── Data to use ──

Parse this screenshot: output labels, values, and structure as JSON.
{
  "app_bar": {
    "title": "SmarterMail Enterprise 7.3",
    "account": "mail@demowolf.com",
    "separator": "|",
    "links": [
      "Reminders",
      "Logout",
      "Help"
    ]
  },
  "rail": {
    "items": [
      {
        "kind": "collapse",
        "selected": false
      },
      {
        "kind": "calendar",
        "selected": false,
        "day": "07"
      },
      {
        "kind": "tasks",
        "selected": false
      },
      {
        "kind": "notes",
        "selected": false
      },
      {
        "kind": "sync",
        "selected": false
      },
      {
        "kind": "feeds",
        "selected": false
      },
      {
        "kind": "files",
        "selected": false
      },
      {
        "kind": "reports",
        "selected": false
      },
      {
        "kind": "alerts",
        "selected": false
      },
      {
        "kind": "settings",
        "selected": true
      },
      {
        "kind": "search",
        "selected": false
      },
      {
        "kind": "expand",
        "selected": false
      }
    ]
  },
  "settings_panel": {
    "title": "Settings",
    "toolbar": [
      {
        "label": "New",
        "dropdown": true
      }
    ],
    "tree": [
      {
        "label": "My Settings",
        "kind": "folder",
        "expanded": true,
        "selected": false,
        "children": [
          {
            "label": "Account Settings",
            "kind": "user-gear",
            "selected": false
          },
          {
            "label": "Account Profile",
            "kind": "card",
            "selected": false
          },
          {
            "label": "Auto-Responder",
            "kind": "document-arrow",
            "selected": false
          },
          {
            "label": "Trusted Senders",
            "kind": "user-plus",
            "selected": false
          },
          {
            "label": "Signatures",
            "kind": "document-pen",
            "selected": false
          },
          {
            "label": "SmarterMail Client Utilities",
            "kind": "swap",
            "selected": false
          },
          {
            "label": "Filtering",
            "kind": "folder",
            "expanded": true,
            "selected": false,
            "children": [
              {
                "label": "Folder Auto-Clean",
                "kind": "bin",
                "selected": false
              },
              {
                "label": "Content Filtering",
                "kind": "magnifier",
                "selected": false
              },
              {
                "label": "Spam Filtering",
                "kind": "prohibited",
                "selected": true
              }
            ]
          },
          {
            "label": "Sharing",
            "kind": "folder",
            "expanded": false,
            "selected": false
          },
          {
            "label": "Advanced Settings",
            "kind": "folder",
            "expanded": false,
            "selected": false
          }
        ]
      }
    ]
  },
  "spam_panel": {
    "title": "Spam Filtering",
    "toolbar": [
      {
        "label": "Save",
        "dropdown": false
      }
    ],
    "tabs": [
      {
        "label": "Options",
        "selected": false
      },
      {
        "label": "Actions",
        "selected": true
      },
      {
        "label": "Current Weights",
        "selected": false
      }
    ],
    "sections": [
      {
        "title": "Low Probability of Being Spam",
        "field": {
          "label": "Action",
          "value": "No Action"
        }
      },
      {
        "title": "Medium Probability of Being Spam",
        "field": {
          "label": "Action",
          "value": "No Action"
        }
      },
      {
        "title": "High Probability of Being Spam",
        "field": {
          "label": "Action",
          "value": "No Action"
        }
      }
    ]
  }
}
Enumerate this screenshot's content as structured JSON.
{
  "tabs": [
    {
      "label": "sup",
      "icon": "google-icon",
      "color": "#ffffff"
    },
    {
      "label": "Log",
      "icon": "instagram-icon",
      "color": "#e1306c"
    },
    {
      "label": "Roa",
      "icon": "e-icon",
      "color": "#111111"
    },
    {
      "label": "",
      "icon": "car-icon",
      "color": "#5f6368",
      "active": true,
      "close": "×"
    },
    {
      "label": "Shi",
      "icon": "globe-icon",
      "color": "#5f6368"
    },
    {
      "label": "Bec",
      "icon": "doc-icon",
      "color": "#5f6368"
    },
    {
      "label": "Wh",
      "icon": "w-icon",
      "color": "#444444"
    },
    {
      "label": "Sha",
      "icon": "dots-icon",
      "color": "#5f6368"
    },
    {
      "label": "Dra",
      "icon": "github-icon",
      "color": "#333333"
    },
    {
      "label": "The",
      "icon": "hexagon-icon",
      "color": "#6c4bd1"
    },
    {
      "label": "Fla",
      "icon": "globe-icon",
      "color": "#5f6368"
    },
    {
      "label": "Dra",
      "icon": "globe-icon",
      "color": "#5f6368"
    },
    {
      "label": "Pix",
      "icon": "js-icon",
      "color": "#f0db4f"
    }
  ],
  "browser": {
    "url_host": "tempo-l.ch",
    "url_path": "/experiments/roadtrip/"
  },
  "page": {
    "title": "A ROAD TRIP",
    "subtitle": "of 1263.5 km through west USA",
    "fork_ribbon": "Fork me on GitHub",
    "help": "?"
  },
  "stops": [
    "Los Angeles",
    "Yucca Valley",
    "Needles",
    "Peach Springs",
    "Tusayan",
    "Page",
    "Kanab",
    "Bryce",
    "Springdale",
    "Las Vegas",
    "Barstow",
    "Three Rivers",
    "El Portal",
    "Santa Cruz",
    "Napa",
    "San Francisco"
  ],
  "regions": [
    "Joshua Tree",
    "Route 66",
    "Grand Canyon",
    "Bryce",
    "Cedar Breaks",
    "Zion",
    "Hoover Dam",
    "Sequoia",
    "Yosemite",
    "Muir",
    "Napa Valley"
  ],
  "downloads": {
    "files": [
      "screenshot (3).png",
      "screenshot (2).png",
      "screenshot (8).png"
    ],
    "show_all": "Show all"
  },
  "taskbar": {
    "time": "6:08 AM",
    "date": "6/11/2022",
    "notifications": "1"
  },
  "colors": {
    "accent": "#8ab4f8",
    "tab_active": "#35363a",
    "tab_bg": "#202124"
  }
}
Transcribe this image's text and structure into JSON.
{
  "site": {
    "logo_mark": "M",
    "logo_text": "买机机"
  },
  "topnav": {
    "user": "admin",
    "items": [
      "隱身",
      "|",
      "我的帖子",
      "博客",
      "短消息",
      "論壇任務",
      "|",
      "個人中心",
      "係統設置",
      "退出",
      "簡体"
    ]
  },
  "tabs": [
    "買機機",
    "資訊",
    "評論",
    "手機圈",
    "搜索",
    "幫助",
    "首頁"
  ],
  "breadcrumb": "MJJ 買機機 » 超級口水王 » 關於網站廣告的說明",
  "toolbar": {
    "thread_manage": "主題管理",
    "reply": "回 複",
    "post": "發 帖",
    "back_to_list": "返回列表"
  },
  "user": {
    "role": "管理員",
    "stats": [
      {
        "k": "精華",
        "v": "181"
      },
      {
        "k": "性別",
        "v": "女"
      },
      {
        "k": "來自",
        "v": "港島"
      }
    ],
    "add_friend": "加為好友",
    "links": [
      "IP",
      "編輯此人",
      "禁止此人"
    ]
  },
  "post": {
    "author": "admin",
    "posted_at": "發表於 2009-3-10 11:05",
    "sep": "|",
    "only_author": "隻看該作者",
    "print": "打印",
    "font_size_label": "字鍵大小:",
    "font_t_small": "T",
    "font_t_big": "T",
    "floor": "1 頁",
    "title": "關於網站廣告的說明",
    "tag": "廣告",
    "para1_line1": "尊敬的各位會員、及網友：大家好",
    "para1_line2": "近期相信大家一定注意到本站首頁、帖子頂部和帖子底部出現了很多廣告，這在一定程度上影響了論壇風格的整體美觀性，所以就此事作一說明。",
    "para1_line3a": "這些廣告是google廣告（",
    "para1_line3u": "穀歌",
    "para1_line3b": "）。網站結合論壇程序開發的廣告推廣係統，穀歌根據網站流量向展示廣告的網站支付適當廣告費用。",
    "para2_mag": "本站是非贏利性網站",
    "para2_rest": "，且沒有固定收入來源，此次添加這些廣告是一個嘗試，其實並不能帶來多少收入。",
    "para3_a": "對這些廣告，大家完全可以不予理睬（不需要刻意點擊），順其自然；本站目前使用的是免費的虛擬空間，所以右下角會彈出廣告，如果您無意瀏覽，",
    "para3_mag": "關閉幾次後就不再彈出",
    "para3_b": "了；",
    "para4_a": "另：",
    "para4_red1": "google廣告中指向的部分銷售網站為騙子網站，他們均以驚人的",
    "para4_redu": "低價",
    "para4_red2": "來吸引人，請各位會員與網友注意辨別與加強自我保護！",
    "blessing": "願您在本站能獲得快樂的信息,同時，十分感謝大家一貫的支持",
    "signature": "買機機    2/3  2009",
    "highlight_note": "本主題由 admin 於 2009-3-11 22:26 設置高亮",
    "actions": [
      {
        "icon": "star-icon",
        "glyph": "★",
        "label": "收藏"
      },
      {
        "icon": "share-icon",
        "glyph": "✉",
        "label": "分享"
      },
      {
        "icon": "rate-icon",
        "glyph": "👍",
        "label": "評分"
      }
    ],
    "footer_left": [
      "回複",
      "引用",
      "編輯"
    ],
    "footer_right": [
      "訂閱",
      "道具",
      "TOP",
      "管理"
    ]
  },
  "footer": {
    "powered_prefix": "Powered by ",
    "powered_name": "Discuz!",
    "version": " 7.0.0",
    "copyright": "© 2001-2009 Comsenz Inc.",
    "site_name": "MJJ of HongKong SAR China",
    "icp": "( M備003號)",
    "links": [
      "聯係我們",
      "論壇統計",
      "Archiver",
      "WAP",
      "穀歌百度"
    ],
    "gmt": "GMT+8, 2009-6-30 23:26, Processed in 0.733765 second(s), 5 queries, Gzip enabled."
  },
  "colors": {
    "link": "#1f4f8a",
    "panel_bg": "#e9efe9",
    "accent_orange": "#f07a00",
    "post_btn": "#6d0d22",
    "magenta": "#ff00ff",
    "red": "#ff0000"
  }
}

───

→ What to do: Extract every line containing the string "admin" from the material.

→ Task solution:
    "user": "admin",
    "author": "admin",
    "highlight_note": "本主題由 admin 於 2009-3-11 22:26 設置高亮",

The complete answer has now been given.